╔══
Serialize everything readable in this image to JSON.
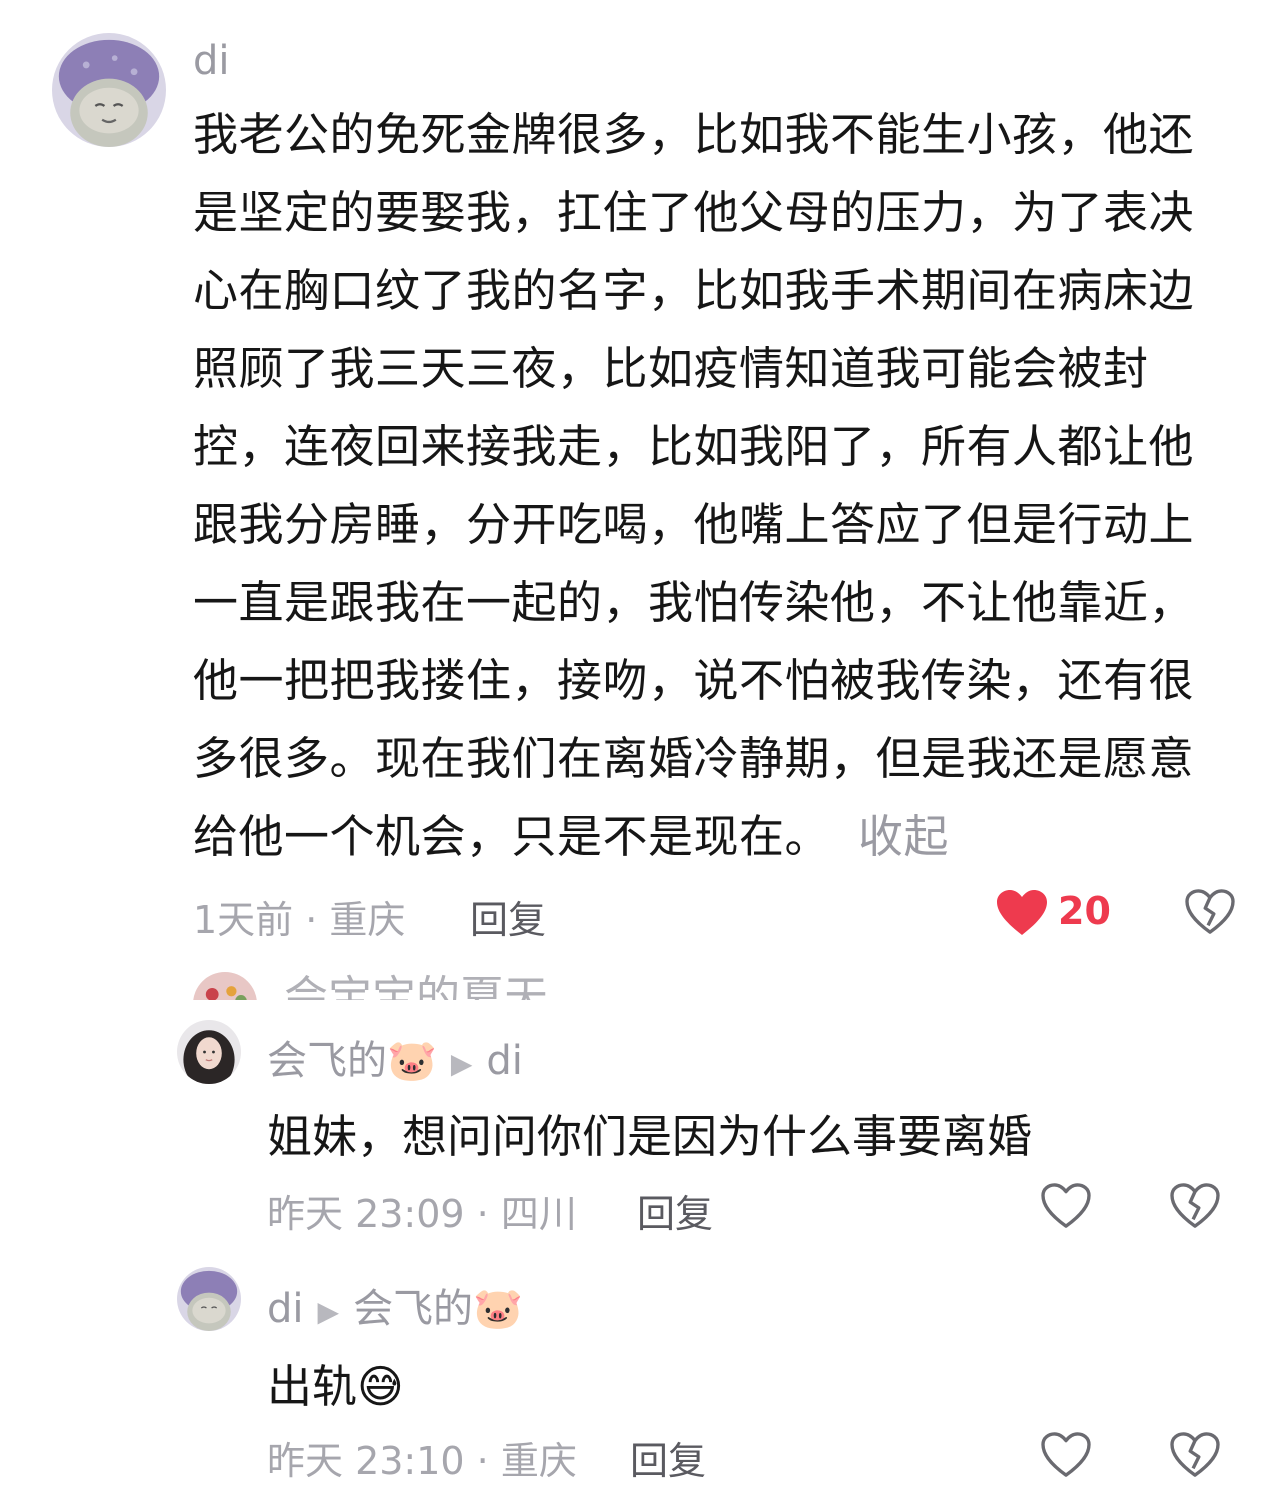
{
  "comment": {
    "username": "di",
    "lines": [
      "我老公的免死金牌很多，比如我不能生小孩，他还",
      "是坚定的要娶我，扛住了他父母的压力，为了表决",
      "心在胸口纹了我的名字，比如我手术期间在病床边",
      "照顾了我三天三夜，比如疫情知道我可能会被封",
      "控，连夜回来接我走，比如我阳了，所有人都让他",
      "跟我分房睡，分开吃喝，他嘴上答应了但是行动上",
      "一直是跟我在一起的，我怕传染他，不让他靠近，",
      "他一把把我搂住，接吻，说不怕被我传染，还有很",
      "多很多。现在我们在离婚冷静期，但是我还是愿意",
      "给他一个机会，只是不是现在。"
    ],
    "collapse_label": "收起",
    "time_location": "1天前 · 重庆",
    "reply_label": "回复",
    "like_count": "20"
  },
  "peek": {
    "username": "会宝宝的夏天"
  },
  "reply1": {
    "username": "会飞的🐷",
    "reply_to": "di",
    "text": "姐妹，想问问你们是因为什么事要离婚",
    "time_location": "昨天 23:09 · 四川",
    "reply_label": "回复"
  },
  "reply2": {
    "username": "di",
    "reply_to": "会飞的🐷",
    "text": "出轨😅",
    "time_location": "昨天 23:10 · 重庆",
    "reply_label": "回复"
  },
  "colors": {
    "like_red": "#ee3a4e",
    "meta_gray": "#a6a6ad",
    "text_dark": "#161616"
  },
  "icons": [
    "heart-filled-icon",
    "heart-outline-icon",
    "broken-heart-icon",
    "play-arrow-icon"
  ]
}
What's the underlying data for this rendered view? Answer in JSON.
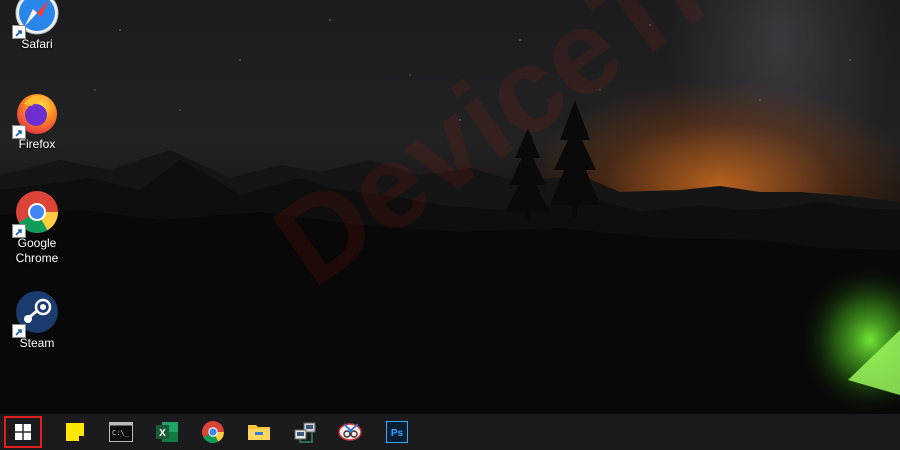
{
  "desktop": {
    "watermark": "DeviceTricks",
    "icons": [
      {
        "label": "Safari",
        "icon": "safari-icon"
      },
      {
        "label": "Firefox",
        "icon": "firefox-icon"
      },
      {
        "label": "Google Chrome",
        "icon": "chrome-icon"
      },
      {
        "label": "Steam",
        "icon": "steam-icon"
      }
    ]
  },
  "taskbar": {
    "start_highlight_color": "#e02020",
    "items": [
      {
        "icon": "windows-start-icon"
      },
      {
        "icon": "sticky-notes-icon"
      },
      {
        "icon": "command-prompt-icon"
      },
      {
        "icon": "excel-icon"
      },
      {
        "icon": "chrome-icon"
      },
      {
        "icon": "file-explorer-icon"
      },
      {
        "icon": "network-connections-icon"
      },
      {
        "icon": "snipping-tool-icon"
      },
      {
        "icon": "photoshop-icon"
      }
    ],
    "excel_letter": "X",
    "photoshop_letters": "Ps",
    "cmd_prompt_text": "C:\\_"
  }
}
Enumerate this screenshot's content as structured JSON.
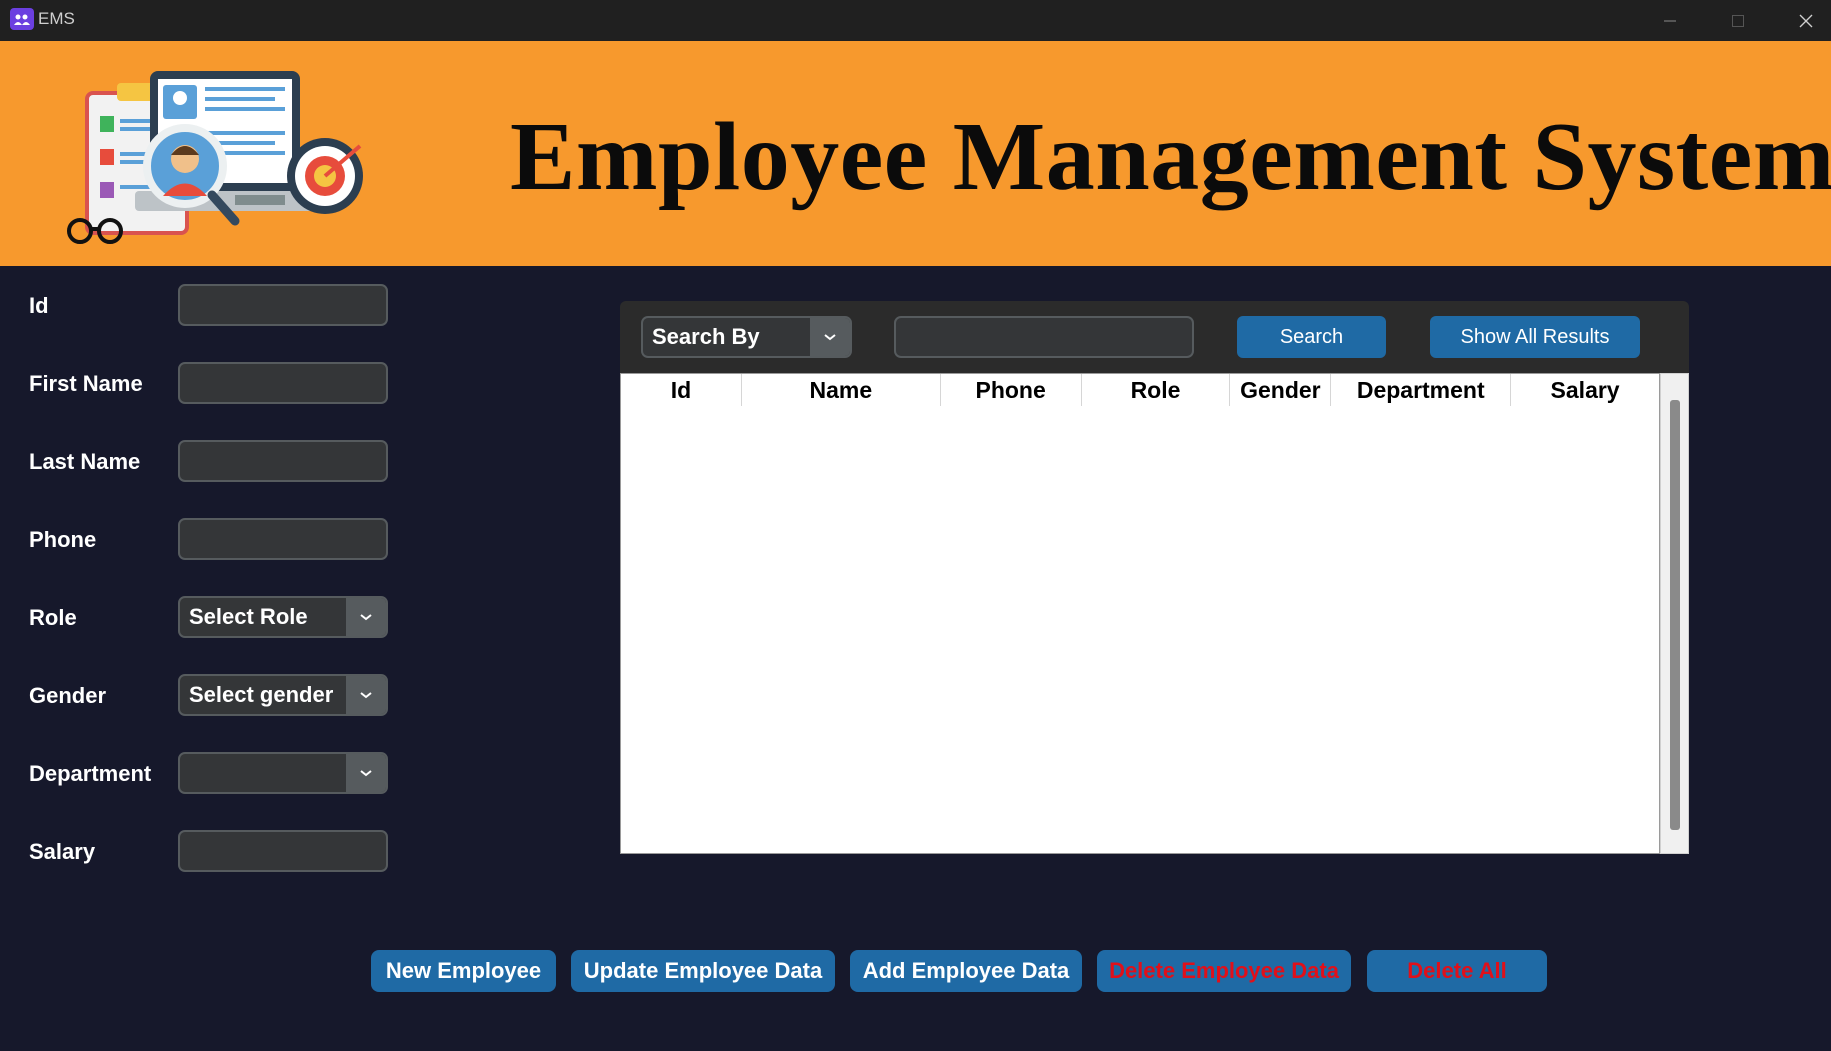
{
  "window": {
    "title": "EMS",
    "controls": [
      "minimize-icon",
      "maximize-icon",
      "close-icon"
    ]
  },
  "banner": {
    "title": "Employee Management System",
    "background": "#f7992d"
  },
  "form": {
    "fields": [
      {
        "label": "Id",
        "type": "input",
        "value": ""
      },
      {
        "label": "First Name",
        "type": "input",
        "value": ""
      },
      {
        "label": "Last Name",
        "type": "input",
        "value": ""
      },
      {
        "label": "Phone",
        "type": "input",
        "value": ""
      },
      {
        "label": "Role",
        "type": "combo",
        "value": "Select Role"
      },
      {
        "label": "Gender",
        "type": "combo",
        "value": "Select gender"
      },
      {
        "label": "Department",
        "type": "combo",
        "value": ""
      },
      {
        "label": "Salary",
        "type": "input",
        "value": ""
      }
    ]
  },
  "search": {
    "combo_value": "Search By",
    "input_value": "",
    "search_label": "Search",
    "show_all_label": "Show All Results"
  },
  "table": {
    "columns": [
      "Id",
      "Name",
      "Phone",
      "Role",
      "Gender",
      "Department",
      "Salary"
    ],
    "rows": []
  },
  "actions": {
    "new_employee": "New Employee",
    "update_employee": "Update Employee Data",
    "add_employee": "Add Employee Data",
    "delete_employee": "Delete Employee Data",
    "delete_all": "Delete All"
  },
  "colors": {
    "background": "#16182b",
    "accent": "#1f6aa5",
    "danger_text": "#e0101a",
    "banner": "#f7992d"
  }
}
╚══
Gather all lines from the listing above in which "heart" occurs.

    "heart-filled-icon",
    "heart-outline-icon",
    "broken-heart-icon",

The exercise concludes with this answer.